What to do:
From the listing below, copy each line where "screenshot" occurs.

Given records:
========
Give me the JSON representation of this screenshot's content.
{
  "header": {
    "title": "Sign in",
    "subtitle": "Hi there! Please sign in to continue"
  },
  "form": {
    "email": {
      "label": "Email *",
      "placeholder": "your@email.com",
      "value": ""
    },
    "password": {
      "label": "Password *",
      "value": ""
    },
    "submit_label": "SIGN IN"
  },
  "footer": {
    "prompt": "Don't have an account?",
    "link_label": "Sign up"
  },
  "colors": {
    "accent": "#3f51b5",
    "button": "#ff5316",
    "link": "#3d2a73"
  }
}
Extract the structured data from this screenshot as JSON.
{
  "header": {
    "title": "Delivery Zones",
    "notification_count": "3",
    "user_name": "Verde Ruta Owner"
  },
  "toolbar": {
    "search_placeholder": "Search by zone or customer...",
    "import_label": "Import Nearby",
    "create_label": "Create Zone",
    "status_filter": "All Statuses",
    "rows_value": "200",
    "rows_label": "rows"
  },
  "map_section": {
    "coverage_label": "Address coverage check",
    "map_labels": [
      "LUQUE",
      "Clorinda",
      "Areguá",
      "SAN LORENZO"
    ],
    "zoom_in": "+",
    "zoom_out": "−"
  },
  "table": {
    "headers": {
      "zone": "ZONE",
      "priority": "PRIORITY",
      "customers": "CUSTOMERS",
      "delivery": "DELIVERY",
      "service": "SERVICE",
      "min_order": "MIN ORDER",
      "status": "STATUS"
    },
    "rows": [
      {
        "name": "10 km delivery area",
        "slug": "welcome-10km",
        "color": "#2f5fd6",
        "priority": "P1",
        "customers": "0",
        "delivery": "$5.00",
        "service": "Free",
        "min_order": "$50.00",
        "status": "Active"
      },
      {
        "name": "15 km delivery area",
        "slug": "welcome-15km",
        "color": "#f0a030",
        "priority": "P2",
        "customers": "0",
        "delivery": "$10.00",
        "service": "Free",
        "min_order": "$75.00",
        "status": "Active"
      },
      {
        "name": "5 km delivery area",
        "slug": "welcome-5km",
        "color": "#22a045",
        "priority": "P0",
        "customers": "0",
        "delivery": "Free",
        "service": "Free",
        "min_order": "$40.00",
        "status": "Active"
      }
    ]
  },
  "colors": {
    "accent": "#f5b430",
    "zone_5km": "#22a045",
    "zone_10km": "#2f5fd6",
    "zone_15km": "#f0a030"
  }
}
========
Final answer:
Give me the JSON representation of this screenshot's content.
Extract the structured data from this screenshot as JSON.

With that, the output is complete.